- Remove unnecessary scripts from third parties.
- Upgrade your web host to a better (faster) company.
- Set up lazy loading that will only load elements as someone scrolls down the page.
- Remove large LCP elements as Google PageSpeed Insights points them out.
- Always compress images so they are web optimized at 72 dpi.
- Condense your CSS because bulky code will delay LCP times.
Improve Your FID Score
On the applicable pages, it is important to have a good FID score. For pages where you expect fast customer interaction (like a login page), you really want to make sure this score is good. This is not a metric that deals with continuous interaction types, like scrolling or zooming. Instead, this is measuring the delay from when the user clicks to when the action is fully processed.
If your buttons and forms take a long time to respond, the user has a higher chance of bouncing before their action is complete. So, improving this score on the relevant pages is important. Here are a few ways to improve the FID score:
- Remove unnecessary scripts from third parties.
- Establish a browser cache, allowing content to load faster for return visitors.
Improve Your CLS Score
In order to make the visit better for users and meet requirements for Google ranking factors in 2021, you will want to update pages with a poor CLS page rating. This will help your site offer a smoother experience to your visitors so they are more likely to stick around.
To improve that score you will want to make changes that stop the page from shifting as it loads or unexpectedly shifting with user activity. Some of the things you will want to change include:
- Use set size attributes for all media dimensions (images, GIFs, video, etc.) so the browser holds the space as everything on your web page loads.
- Reserve spaces for any ad elements you are including, or they will appear suddenly, pushing the page around and potentially causing an accidental click.
- Add any new user interface elements below the fold so, the initial design isn’t altered if the user clicks on something.
- Be careful with your dynamic content injection for email signup forms, GDPR notices, and similar elements. Avoid responsiveness that will surprise your users or shift content.
- Watch out for custom font loading. Use graphics or preload font files in select cases (do not overuse this, or you can bog down your site).
Improving Your Core Web Vitals for SEO
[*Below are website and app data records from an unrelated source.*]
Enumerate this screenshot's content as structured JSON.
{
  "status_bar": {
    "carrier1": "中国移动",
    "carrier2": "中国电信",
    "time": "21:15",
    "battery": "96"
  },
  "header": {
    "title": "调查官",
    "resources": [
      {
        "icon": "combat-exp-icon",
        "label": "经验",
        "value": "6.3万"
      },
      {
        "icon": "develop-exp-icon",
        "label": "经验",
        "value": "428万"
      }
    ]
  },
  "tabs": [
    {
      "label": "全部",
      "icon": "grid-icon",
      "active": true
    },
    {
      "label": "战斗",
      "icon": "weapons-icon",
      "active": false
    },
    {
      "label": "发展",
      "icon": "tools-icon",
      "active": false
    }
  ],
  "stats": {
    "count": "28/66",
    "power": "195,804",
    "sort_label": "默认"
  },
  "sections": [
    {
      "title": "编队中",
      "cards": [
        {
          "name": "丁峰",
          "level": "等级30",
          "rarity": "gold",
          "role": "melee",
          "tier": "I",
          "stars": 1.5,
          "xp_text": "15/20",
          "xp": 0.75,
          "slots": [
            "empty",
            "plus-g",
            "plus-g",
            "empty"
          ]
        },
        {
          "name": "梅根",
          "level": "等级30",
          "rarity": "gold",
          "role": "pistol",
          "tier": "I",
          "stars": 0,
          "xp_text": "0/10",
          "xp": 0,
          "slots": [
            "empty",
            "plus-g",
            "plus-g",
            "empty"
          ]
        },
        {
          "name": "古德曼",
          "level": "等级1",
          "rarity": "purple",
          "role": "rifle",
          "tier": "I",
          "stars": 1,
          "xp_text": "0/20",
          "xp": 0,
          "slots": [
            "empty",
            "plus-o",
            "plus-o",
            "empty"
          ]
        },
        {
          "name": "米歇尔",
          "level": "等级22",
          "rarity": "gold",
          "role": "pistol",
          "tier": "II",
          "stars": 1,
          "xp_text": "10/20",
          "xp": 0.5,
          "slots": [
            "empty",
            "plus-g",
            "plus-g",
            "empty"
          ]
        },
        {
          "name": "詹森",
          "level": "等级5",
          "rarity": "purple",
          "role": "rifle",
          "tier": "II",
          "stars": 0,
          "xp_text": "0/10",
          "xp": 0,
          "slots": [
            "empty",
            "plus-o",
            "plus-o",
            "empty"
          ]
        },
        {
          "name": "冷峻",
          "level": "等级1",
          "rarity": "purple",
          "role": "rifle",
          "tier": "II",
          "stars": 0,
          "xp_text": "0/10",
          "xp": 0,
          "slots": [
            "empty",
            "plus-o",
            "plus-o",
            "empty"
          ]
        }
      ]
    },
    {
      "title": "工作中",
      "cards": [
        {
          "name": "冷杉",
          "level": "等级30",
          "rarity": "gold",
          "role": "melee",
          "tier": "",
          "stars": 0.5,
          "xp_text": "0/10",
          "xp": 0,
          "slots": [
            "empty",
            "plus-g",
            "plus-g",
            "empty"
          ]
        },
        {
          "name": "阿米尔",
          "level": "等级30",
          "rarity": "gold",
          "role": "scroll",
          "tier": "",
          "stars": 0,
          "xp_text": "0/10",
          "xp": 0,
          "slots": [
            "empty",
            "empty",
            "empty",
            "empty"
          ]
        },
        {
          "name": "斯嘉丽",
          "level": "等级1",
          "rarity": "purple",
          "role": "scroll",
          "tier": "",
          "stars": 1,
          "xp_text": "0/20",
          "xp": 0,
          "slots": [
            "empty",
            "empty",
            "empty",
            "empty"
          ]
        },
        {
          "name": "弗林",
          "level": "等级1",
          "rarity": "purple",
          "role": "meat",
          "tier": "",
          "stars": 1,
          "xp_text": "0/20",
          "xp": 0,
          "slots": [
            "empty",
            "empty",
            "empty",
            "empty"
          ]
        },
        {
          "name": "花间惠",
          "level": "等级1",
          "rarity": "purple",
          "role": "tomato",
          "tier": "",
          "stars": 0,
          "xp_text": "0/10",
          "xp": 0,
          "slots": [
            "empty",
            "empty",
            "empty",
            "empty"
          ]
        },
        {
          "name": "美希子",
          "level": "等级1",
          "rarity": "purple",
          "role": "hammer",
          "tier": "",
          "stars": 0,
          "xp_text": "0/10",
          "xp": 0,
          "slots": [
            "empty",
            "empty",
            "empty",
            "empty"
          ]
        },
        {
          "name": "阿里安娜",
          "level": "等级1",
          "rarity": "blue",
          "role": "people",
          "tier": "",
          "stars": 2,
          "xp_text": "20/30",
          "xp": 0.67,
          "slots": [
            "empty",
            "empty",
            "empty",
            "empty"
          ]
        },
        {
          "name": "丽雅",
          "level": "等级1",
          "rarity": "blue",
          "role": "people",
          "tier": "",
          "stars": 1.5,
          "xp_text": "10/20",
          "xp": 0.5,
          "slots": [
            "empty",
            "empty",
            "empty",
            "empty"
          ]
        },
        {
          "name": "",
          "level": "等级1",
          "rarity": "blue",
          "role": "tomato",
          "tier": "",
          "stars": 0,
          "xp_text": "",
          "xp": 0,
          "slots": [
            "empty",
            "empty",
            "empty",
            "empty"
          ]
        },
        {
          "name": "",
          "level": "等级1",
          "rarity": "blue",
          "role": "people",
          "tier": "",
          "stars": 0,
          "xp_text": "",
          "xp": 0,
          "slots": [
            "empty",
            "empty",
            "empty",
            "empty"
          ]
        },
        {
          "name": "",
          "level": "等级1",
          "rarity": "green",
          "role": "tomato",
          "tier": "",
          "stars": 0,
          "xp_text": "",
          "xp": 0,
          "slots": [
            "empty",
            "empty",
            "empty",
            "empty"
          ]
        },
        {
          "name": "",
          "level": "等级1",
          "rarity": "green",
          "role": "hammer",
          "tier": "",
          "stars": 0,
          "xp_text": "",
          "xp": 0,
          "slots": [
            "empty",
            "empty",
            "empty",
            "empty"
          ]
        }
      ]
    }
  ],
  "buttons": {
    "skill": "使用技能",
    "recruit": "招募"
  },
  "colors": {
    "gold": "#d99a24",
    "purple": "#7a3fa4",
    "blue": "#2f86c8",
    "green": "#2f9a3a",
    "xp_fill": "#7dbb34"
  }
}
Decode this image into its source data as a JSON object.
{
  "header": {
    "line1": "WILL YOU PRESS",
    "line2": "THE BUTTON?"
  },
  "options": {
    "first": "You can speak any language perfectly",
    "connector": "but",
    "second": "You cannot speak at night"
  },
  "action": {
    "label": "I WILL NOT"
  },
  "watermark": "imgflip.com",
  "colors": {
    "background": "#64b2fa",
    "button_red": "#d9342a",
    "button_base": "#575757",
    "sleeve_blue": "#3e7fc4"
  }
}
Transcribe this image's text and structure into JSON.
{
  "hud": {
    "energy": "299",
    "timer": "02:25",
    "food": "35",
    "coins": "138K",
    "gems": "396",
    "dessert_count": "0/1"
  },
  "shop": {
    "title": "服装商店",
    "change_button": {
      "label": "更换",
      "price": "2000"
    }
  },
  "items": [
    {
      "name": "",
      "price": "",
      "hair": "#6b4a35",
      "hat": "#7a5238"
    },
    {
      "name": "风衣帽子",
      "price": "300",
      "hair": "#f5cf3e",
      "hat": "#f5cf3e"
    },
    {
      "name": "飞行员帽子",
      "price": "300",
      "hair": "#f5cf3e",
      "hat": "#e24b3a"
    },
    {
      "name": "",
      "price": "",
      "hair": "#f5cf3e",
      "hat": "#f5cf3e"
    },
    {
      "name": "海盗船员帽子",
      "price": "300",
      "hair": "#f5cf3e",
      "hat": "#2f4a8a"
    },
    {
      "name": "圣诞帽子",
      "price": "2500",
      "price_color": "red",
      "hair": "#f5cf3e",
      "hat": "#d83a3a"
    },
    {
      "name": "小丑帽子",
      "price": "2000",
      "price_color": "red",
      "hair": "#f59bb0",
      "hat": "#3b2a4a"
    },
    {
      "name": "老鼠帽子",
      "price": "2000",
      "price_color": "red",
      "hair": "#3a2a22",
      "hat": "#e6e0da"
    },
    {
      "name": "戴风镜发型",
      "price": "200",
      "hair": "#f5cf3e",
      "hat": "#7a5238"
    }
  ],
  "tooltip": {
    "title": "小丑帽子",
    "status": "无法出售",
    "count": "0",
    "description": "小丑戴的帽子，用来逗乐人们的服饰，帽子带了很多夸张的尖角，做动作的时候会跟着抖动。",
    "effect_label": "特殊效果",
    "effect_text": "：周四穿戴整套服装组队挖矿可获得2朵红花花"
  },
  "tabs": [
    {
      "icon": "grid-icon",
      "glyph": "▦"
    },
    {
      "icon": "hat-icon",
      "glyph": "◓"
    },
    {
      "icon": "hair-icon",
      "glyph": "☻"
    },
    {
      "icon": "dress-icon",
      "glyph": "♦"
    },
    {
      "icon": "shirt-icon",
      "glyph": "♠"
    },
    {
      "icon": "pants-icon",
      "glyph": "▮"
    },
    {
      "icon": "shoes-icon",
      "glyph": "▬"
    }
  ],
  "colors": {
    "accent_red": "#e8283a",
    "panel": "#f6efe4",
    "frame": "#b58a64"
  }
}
Google algorithms change constantly. Not only that, but user expectations for optimum experience are also changing fast. So, these new metrics are worth adapting to as soon as possible.
Keeping up with SEO trends for 2021 may require a lot of complex